Apwint (Burmese: အပွင့်) is a culturally-specific term to Myanmar which is used to refer to individuals assigned male at birth who openly identify as women and are attracted to men. External to the local context, apwint are commonly regarded more broadly as transgender women. However, according to Veronese et al., "unlike typical Western characterizations [such as in the LGBT community] that utilize separate categories to define sexual and gender identities, one set of labels are often used across Asia to characterize both sexual and gender identities." Another Myanama term, apone (Burmese: အပုန်း), is used to describe males "who are sexually oriented towards other men yet conceal their sexual preferences in most social spheres or circumstances and are often locally referred to as ‘hidden, or ‘hider’ for their presentation as ‘men’ in public and certain social environments." Both apwint and apone are believed to share the same ‘feminine’ inner self, but differ in their outward gender expression.
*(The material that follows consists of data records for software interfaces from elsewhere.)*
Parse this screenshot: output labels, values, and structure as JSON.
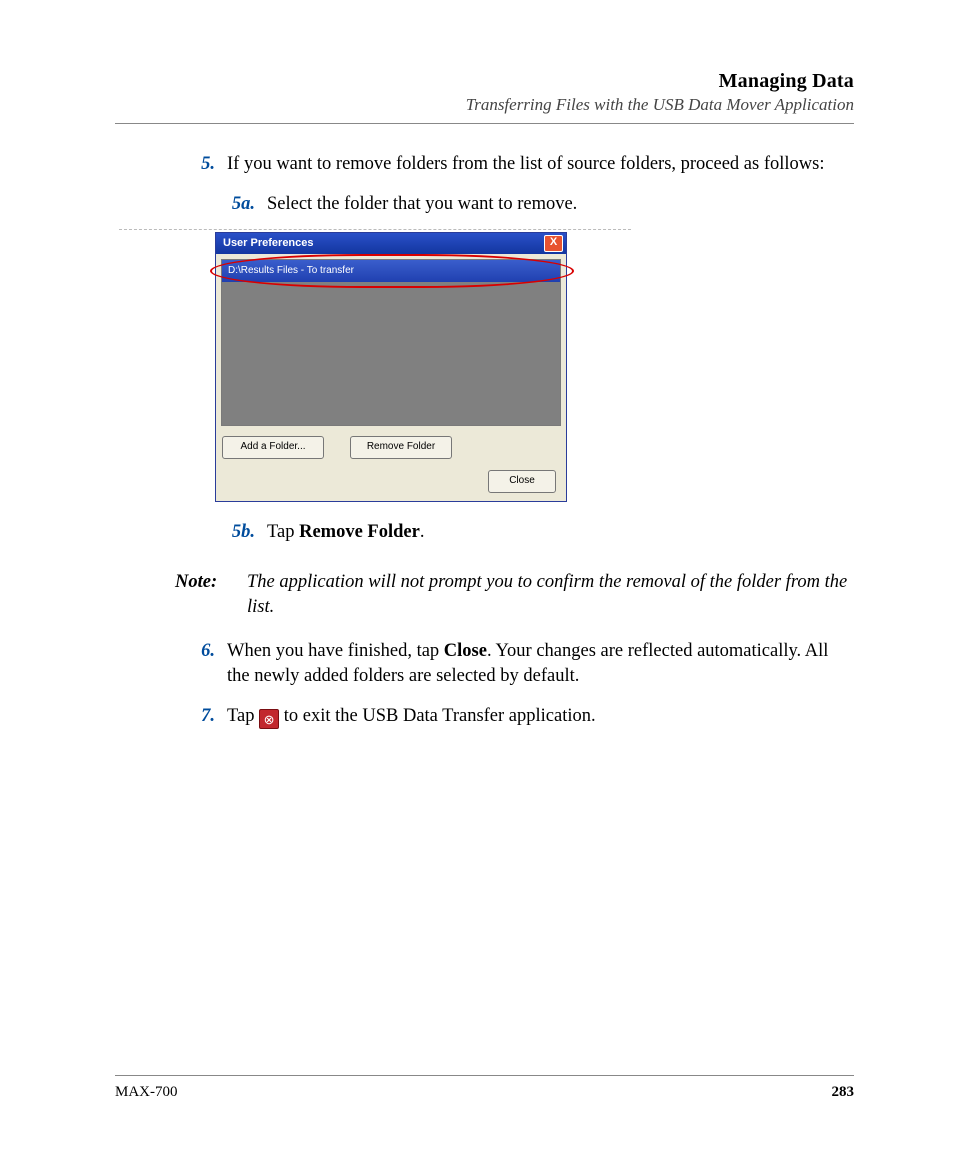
{
  "header": {
    "title": "Managing Data",
    "subtitle": "Transferring Files with the USB Data Mover Application"
  },
  "steps": {
    "s5": {
      "num": "5.",
      "text": "If you want to remove folders from the list of source folders, proceed as follows:"
    },
    "s5a": {
      "num": "5a.",
      "text": "Select the folder that you want to remove."
    },
    "s5b": {
      "num": "5b.",
      "prefix": "Tap ",
      "bold": "Remove Folder",
      "suffix": "."
    },
    "s6": {
      "num": "6.",
      "prefix": "When you have finished, tap ",
      "bold": "Close",
      "suffix": ". Your changes are reflected automatically. All the newly added folders are selected by default."
    },
    "s7": {
      "num": "7.",
      "prefix": "Tap ",
      "suffix": " to exit the USB Data Transfer application."
    }
  },
  "note": {
    "label": "Note:",
    "text": "The application will not prompt you to confirm the removal of the folder from the list."
  },
  "dialog": {
    "title": "User Preferences",
    "item": "D:\\Results Files - To transfer",
    "addBtn": "Add a Folder...",
    "removeBtn": "Remove Folder",
    "closeBtn": "Close",
    "closeX": "X"
  },
  "exitIconGlyph": "⊗",
  "footer": {
    "model": "MAX-700",
    "page": "283"
  }
}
Section 377 of the British colonial penal code, which criminalized all sexual acts "against the order of nature," was sanctioned during British rule in Burma and was used to persecute apwint. Following the end of British rule in 1948, Myanmar retained the law as a legacy of colonialism. The Myanmar Police Force continue to use Section 377 to persecute apwint, who are "considered male in the eyes of the law," even if they are not engaging in any sexual activity, despite this being stipulated as a provision of Section 377. Apwint are stereotyped as "deviant and criminal" and threatened by police with arrest simply for existing in Myanmar society. Police have been recorded as using threats to force apwint "to solicit a bribe or sexual favor" in exchange for not being arrested. As a result of their status in society, the career and economic prospects of apwint are severely limited.